PROVIDED INFORMATION:
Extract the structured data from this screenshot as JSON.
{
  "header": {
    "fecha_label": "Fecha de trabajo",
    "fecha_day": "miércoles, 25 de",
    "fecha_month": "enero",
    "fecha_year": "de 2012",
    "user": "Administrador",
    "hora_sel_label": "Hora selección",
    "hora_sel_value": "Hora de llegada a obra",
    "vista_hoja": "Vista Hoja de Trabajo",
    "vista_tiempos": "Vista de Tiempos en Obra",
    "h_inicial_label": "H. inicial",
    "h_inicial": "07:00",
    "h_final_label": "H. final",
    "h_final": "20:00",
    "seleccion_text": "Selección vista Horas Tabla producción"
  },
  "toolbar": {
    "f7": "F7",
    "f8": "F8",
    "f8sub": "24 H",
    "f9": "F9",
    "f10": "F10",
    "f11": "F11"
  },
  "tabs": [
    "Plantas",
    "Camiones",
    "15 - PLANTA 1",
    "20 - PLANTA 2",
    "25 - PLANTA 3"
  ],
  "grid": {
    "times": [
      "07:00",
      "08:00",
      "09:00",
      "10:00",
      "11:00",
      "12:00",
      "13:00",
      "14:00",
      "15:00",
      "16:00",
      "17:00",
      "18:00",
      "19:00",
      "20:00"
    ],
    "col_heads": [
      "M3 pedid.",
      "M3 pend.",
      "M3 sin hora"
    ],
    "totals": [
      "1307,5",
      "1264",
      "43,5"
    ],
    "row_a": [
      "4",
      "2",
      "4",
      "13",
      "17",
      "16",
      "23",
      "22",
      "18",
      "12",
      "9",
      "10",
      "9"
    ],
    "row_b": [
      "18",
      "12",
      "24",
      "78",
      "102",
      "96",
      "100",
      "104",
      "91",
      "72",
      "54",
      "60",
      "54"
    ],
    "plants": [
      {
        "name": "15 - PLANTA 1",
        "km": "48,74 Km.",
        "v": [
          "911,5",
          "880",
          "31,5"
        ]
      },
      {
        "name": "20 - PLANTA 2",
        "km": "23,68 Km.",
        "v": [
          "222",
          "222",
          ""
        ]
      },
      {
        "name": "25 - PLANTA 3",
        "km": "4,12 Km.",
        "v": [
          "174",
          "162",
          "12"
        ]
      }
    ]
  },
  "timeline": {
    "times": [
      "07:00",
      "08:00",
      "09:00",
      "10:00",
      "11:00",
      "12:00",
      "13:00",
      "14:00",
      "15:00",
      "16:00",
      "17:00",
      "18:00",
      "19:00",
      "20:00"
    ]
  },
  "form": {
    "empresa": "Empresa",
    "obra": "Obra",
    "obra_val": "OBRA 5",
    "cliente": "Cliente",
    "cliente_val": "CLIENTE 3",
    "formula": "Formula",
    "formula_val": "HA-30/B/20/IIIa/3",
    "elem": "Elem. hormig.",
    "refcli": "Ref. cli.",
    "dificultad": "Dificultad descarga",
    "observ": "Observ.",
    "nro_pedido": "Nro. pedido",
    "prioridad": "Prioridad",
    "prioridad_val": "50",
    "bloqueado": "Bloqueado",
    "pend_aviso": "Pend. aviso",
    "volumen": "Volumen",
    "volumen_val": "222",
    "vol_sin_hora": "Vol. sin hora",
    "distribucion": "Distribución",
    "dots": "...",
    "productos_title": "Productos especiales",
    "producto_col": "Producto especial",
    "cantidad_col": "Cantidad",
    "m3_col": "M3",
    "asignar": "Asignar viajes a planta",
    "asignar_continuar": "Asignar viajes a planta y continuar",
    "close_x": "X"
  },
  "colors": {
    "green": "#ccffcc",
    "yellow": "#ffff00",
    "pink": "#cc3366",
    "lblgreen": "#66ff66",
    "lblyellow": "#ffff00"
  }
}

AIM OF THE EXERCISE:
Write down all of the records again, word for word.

EXERCISE SOLUTION:
Extract the structured data from this screenshot as JSON.
{
  "header": {
    "fecha_label": "Fecha de trabajo",
    "fecha_day": "miércoles, 25 de",
    "fecha_month": "enero",
    "fecha_year": "de 2012",
    "user": "Administrador",
    "hora_sel_label": "Hora selección",
    "hora_sel_value": "Hora de llegada a obra",
    "vista_hoja": "Vista Hoja de Trabajo",
    "vista_tiempos": "Vista de Tiempos en Obra",
    "h_inicial_label": "H. inicial",
    "h_inicial": "07:00",
    "h_final_label": "H. final",
    "h_final": "20:00",
    "seleccion_text": "Selección vista Horas Tabla producción"
  },
  "toolbar": {
    "f7": "F7",
    "f8": "F8",
    "f8sub": "24 H",
    "f9": "F9",
    "f10": "F10",
    "f11": "F11"
  },
  "tabs": [
    "Plantas",
    "Camiones",
    "15 - PLANTA 1",
    "20 - PLANTA 2",
    "25 - PLANTA 3"
  ],
  "grid": {
    "times": [
      "07:00",
      "08:00",
      "09:00",
      "10:00",
      "11:00",
      "12:00",
      "13:00",
      "14:00",
      "15:00",
      "16:00",
      "17:00",
      "18:00",
      "19:00",
      "20:00"
    ],
    "col_heads": [
      "M3 pedid.",
      "M3 pend.",
      "M3 sin hora"
    ],
    "totals": [
      "1307,5",
      "1264",
      "43,5"
    ],
    "row_a": [
      "4",
      "2",
      "4",
      "13",
      "17",
      "16",
      "23",
      "22",
      "18",
      "12",
      "9",
      "10",
      "9"
    ],
    "row_b": [
      "18",
      "12",
      "24",
      "78",
      "102",
      "96",
      "100",
      "104",
      "91",
      "72",
      "54",
      "60",
      "54"
    ],
    "plants": [
      {
        "name": "15 - PLANTA 1",
        "km": "48,74 Km.",
        "v": [
          "911,5",
          "880",
          "31,5"
        ]
      },
      {
        "name": "20 - PLANTA 2",
        "km": "23,68 Km.",
        "v": [
          "222",
          "222",
          ""
        ]
      },
      {
        "name": "25 - PLANTA 3",
        "km": "4,12 Km.",
        "v": [
          "174",
          "162",
          "12"
        ]
      }
    ]
  },
  "timeline": {
    "times": [
      "07:00",
      "08:00",
      "09:00",
      "10:00",
      "11:00",
      "12:00",
      "13:00",
      "14:00",
      "15:00",
      "16:00",
      "17:00",
      "18:00",
      "19:00",
      "20:00"
    ]
  },
  "form": {
    "empresa": "Empresa",
    "obra": "Obra",
    "obra_val": "OBRA 5",
    "cliente": "Cliente",
    "cliente_val": "CLIENTE 3",
    "formula": "Formula",
    "formula_val": "HA-30/B/20/IIIa/3",
    "elem": "Elem. hormig.",
    "refcli": "Ref. cli.",
    "dificultad": "Dificultad descarga",
    "observ": "Observ.",
    "nro_pedido": "Nro. pedido",
    "prioridad": "Prioridad",
    "prioridad_val": "50",
    "bloqueado": "Bloqueado",
    "pend_aviso": "Pend. aviso",
    "volumen": "Volumen",
    "volumen_val": "222",
    "vol_sin_hora": "Vol. sin hora",
    "distribucion": "Distribución",
    "dots": "...",
    "productos_title": "Productos especiales",
    "producto_col": "Producto especial",
    "cantidad_col": "Cantidad",
    "m3_col": "M3",
    "asignar": "Asignar viajes a planta",
    "asignar_continuar": "Asignar viajes a planta y continuar",
    "close_x": "X"
  },
  "colors": {
    "green": "#ccffcc",
    "yellow": "#ffff00",
    "pink": "#cc3366",
    "lblgreen": "#66ff66",
    "lblyellow": "#ffff00"
  }
}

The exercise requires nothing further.